So this evening I took it upon myself to finish the project I started yesterday.
Yesterday evening I got a wild hair to clean the minivan, Moby Titanic. It had been a while and the filth level was teetering on the brink of acceptable levels of sloth. It’s one thing to say, “Oh dear, sorry about the mess, you know how it is with kids” to the poor co-worker who has been forced to hitch a ride to lunch with you, as you toss a few library books and a stray sandal into the back seat. It’s quite another to say, “Oh, you’re riding with me? Give me about ten minutes to stuff all the crap into the stow-and-go compartments and hang half a dozen Little Tree air fresheners to hide the smell of moldering graham crackers and despair.”

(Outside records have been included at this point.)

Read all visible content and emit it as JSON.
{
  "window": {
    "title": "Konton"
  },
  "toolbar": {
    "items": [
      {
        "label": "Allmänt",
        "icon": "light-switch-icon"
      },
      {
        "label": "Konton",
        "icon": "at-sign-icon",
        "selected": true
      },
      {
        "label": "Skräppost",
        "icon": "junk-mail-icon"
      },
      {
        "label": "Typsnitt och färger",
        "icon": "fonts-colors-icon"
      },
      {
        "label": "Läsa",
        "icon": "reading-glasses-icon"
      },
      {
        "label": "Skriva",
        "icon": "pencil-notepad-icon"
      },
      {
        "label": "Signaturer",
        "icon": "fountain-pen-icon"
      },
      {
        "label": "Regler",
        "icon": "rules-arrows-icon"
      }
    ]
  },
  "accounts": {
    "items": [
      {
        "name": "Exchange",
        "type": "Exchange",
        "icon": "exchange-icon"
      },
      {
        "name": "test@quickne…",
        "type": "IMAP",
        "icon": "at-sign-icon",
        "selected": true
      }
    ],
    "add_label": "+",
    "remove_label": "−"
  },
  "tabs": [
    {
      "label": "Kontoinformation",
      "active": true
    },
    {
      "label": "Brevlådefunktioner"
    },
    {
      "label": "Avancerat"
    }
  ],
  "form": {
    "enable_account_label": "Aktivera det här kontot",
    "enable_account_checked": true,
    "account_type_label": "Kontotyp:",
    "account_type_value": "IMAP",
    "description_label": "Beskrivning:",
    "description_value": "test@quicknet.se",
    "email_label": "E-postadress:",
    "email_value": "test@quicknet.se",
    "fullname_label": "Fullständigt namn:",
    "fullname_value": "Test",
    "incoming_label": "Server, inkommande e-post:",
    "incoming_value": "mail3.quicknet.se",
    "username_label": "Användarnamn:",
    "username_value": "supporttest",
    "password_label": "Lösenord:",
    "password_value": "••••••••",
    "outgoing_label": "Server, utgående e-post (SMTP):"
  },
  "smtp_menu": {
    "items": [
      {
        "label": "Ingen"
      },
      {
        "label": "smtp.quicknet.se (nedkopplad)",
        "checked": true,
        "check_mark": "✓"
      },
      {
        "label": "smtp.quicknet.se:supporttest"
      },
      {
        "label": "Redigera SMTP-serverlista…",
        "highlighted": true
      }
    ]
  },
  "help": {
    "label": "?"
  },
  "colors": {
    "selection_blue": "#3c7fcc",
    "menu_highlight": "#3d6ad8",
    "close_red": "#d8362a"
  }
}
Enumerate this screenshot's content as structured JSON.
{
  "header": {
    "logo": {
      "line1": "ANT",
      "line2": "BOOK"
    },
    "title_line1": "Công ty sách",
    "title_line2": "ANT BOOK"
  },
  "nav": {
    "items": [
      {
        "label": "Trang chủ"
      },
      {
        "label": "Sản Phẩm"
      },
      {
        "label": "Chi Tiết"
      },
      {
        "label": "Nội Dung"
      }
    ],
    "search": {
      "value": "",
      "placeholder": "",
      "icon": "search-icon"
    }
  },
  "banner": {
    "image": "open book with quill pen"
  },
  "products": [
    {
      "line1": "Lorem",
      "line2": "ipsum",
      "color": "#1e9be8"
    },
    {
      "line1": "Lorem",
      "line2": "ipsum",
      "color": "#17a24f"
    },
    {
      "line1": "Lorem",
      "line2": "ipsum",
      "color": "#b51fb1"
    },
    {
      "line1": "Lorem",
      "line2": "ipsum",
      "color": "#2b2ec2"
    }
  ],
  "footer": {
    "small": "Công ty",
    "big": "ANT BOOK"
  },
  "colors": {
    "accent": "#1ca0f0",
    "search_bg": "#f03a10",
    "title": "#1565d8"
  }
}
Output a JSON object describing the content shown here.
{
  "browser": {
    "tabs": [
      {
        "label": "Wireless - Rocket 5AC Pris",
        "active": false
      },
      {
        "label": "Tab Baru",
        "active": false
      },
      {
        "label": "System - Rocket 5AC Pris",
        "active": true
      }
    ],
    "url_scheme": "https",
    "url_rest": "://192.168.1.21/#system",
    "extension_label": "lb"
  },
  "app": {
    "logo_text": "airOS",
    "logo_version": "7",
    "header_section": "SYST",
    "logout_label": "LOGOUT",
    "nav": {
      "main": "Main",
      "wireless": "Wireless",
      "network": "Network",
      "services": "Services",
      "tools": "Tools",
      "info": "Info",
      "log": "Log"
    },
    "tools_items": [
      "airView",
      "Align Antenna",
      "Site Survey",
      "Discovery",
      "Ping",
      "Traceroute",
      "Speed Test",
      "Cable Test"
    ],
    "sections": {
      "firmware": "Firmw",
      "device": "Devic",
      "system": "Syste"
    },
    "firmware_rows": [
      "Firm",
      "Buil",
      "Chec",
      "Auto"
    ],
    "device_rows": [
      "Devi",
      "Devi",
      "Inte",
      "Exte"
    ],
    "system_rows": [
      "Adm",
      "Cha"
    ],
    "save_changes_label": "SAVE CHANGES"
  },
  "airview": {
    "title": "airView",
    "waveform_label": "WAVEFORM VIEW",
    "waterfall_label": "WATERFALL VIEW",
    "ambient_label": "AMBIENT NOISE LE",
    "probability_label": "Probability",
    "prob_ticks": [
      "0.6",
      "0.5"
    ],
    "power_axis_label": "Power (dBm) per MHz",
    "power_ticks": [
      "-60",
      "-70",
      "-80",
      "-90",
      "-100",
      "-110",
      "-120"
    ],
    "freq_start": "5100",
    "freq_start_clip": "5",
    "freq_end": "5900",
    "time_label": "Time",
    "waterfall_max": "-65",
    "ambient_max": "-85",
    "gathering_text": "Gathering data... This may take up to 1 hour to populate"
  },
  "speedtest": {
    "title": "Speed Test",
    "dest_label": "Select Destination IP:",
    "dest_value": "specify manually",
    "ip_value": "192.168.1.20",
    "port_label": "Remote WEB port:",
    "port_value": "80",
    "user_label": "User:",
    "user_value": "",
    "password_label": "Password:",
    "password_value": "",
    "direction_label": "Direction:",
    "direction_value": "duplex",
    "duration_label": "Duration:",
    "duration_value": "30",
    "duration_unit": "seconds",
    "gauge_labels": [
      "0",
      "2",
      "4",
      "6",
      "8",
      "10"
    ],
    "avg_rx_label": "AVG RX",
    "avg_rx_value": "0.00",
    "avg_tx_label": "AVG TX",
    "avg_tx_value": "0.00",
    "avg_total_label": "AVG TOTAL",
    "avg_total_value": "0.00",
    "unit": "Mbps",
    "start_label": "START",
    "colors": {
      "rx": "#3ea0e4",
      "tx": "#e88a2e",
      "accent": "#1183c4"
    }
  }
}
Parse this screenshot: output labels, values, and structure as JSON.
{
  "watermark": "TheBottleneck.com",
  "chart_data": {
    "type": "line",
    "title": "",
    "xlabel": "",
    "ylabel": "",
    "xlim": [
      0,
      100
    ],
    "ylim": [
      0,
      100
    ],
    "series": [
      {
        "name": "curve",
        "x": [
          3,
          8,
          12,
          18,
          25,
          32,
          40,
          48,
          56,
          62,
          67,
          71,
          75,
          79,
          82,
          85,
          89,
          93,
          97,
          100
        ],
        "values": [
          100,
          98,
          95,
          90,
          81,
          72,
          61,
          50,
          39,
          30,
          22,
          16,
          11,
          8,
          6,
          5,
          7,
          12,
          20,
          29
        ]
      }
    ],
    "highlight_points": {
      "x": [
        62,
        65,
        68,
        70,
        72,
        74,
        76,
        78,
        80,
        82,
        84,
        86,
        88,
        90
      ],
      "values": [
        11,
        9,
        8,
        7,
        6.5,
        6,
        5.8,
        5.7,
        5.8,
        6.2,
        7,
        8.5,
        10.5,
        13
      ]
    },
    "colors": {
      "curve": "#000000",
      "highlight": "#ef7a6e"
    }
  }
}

And so it came to pass that I spent a carefree ninety minutes clearing away various bits of domestic detritus from the van’s interior, vacuuming every last crevice and cleaning various of the grimier bits with spray cleaner.
It was during this time that I spied something between the front passenger seat and the mini-console next to it, something that I had long since given up for lost: my car keys. They disappeared around New Year’s, because the last few days before you get married are obviously the ideal time for your keys to come up missing. Evidently they had fallen there at some point during the frenzy of preparation or possibly the night we went to the drag show where I had a certain number of adult beverages, numbering perhaps three. For me this is something like depravity. Don’t judge. Anyway, a stray Home Depot receipt or similar had then fallen atop them, concealing them completely from view in the narrow dark little space.
So this means that for seven months we drove my keys around, wondering all the while where they could possible have gotten away to.
I didn’t have time to wash the van’s exterior what with all the OCD detailing and lost-keyring-finding exultation going on, so this evening I fired up the garden hose and went to town on that thing. It turns out that beneath the crusty layer of filth, it’s a fairly nice white minivan that we have.
My nine-year-old joined me in this which is to say that she pranced around with a soapy washrag taking swipes here and there at random locations on the van and then entreating me to spray her with the hose. I
enthusiastically reluctantly agreed and thus was she soaked to the point of drippy saturation. When she wanted to go in the house a bit later I got her a towel and brought her around to the back door so she could strip down out of view of the neighbors. If we let her drip all over the newly-installed floors our handyman would probably kill me on sight.
My kid is what you could call an enthusiastic nudist, charmingly free of self-consciousness and all too ready to get naked whenever the occasion calls for it. In another year or two this might become cause for alarm but for now it’s just the exuberant innocence of youth and I for one applaud it.
The Lovely Rhonda might have applauded it also up to tonight, but maybe not so much any longer.
I am not sure what in the world caused me to say it but my mouth opened and words came out: “Hey Delia, I dare you to go over and press your naked butt up to the patio door.”
Perhaps it was that I remembered seeing a perfect print of her nose and mouth to the glass surface of one of the French doors a couple of days ago, and perhaps also it was that I possessed the knowledge that TLR was seated at her desk just on the other side of the doors.
Very possibly it was just the whispered voice of mischief keeping me from getting too close to sainthood. Nobody likes a goody-goody.
My child doth not disappoint. She raced over to the door and gave it the full moon, laughing and grinning like the juvenile delinquent that I am evidently raising her to be.
I am sorry to say that I then dared her to wave it back and forth, which she did. At this point TLR came over to the doors and under pretense of unlocking them, lowered the blinds in each one without a word and then yelled through the closed doors that she would never be able to get that sight out of her mind.
I laughed until I cried. Eventually she let us in.
I am still laughing. I am a terrible person.